=== Section Start ===

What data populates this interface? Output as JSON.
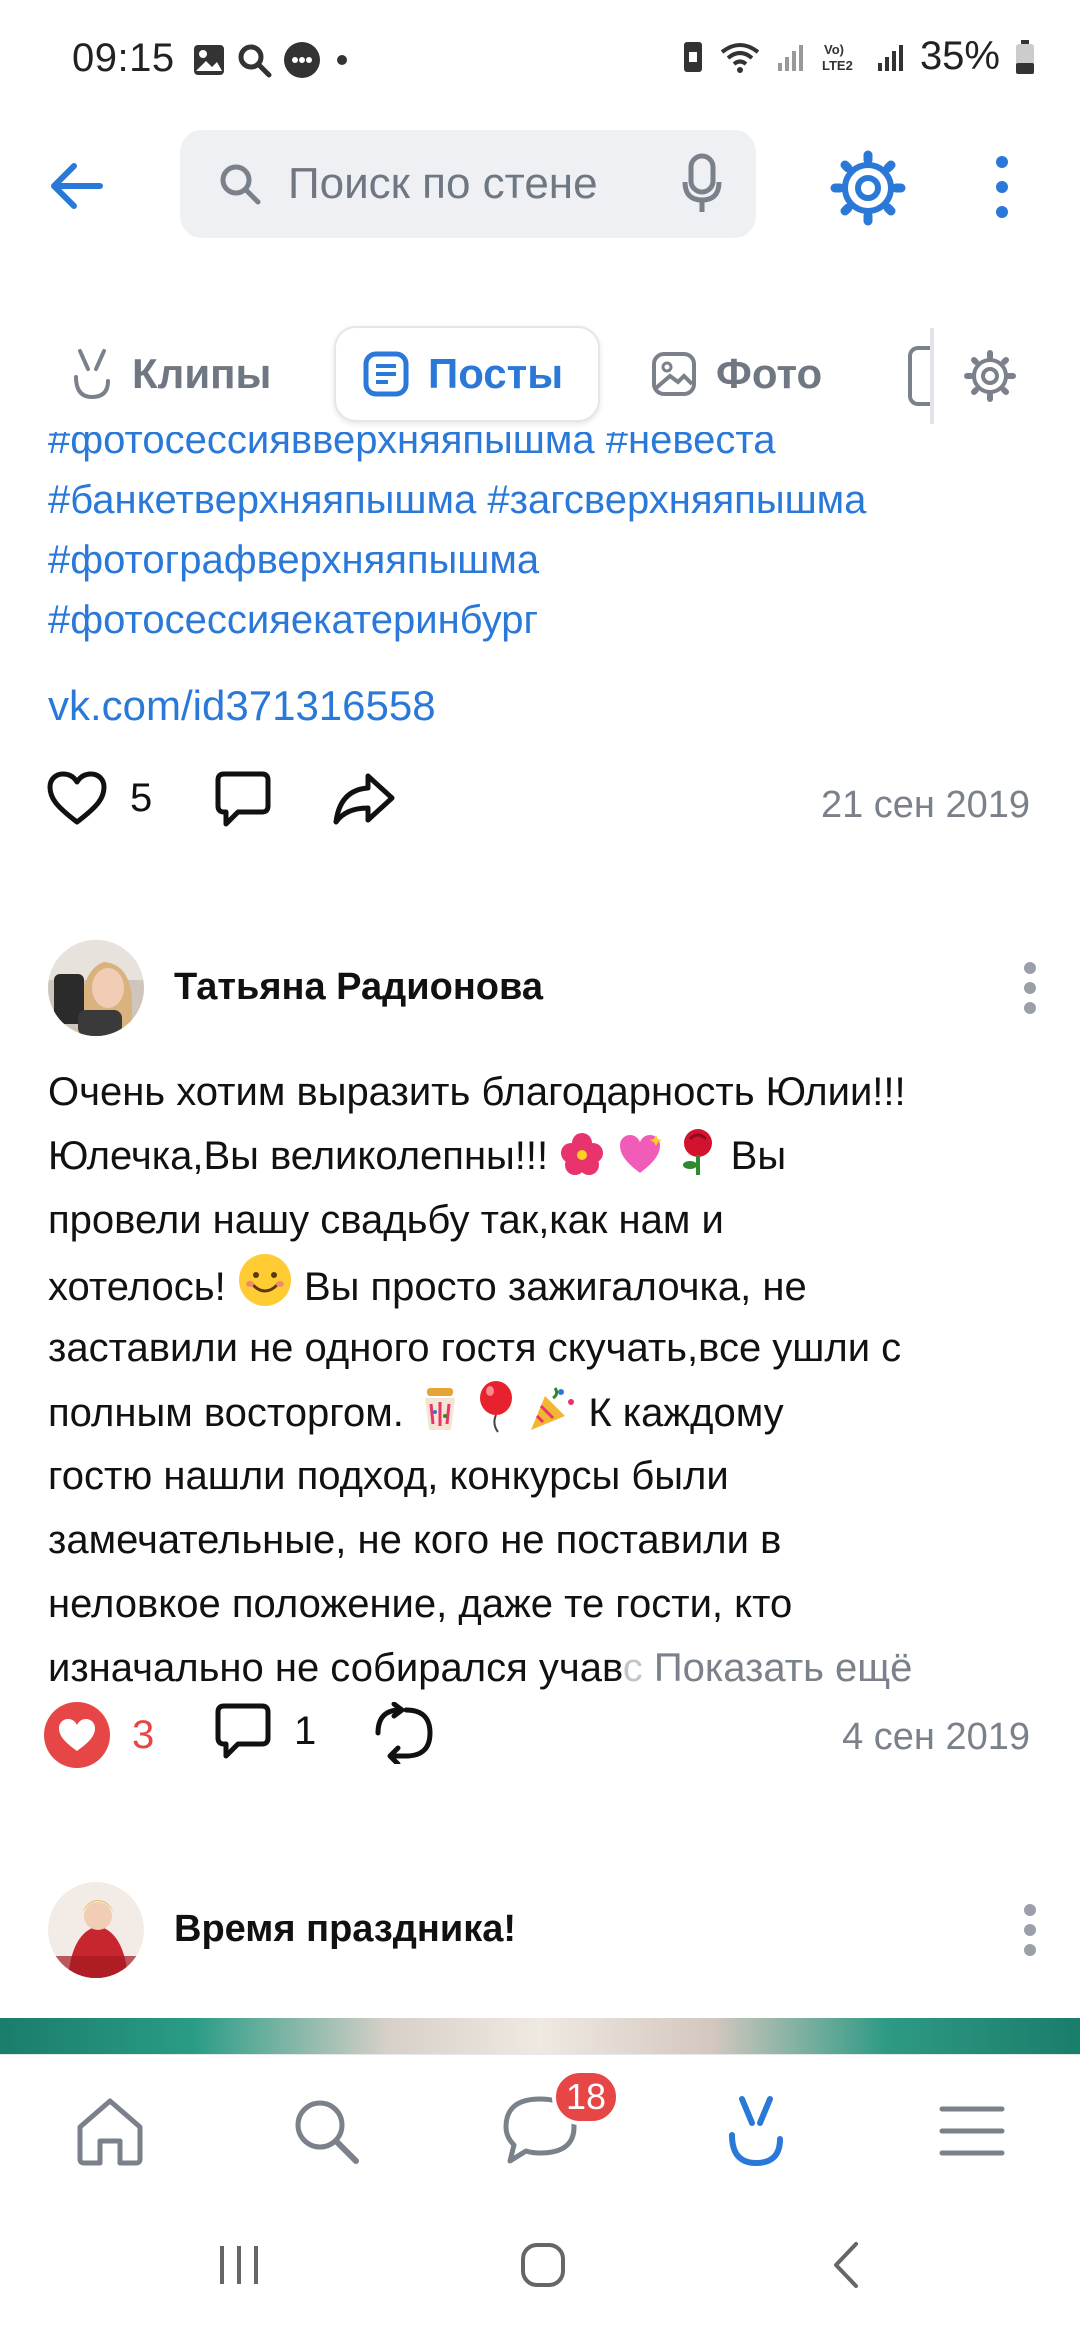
{
  "status_bar": {
    "time": "09:15",
    "battery": "35%",
    "icons": [
      "gallery-icon",
      "search-icon",
      "chat-bubble-icon",
      "dot-icon",
      "sim-icon",
      "wifi-icon",
      "signal-icon",
      "volte-icon",
      "signal-icon",
      "battery-icon"
    ]
  },
  "search": {
    "placeholder": "Поиск по стене"
  },
  "tabs": [
    {
      "label": "Клипы",
      "icon": "clips-icon",
      "active": false
    },
    {
      "label": "Посты",
      "icon": "posts-icon",
      "active": true
    },
    {
      "label": "Фото",
      "icon": "photo-icon",
      "active": false
    }
  ],
  "feed": {
    "hashtags": [
      "#фотосессиявверхняяпышма #невеста",
      "#банкетверхняяпышма #загсверхняяпышма",
      "#фотографверхняяпышма",
      "#фотосессияекатеринбург"
    ],
    "link": "vk.com/id371316558",
    "post1_actions": {
      "likes": "5",
      "date": "21 сен 2019"
    },
    "post2": {
      "author": "Татьяна Радионова",
      "lines": [
        "Очень хотим выразить благодарность Юлии!!!",
        "Юлечка,Вы великолепны!!!",
        "провели нашу свадьбу так,как нам и",
        "хотелось!",
        "заставили не одного гостя скучать,все ушли с",
        "полным восторгом.",
        "гостю нашли подход, конкурсы были",
        "замечательные, не кого не поставили в",
        "неловкое положение, даже те гости, кто",
        "изначально не собирался учав"
      ],
      "line2_tail": "Вы",
      "line4_tail": "Вы просто зажигалочка, не",
      "line6_tail": "К каждому",
      "line10_fade": "с",
      "show_more": "Показать ещё",
      "likes": "3",
      "comments": "1",
      "date": "4 сен 2019"
    },
    "post3": {
      "author": "Время праздника!"
    }
  },
  "bottom_nav": {
    "items": [
      "home-icon",
      "search-icon",
      "messages-icon",
      "clips-icon",
      "menu-icon"
    ],
    "messages_badge": "18"
  },
  "colors": {
    "accent": "#2a78d8",
    "like": "#e64646",
    "secondary_text": "#7a818a"
  }
}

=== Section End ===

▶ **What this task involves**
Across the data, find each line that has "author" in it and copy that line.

▶ **Finished task**
      "author": "Татьяна Радионова",
      "author": "Время праздника!"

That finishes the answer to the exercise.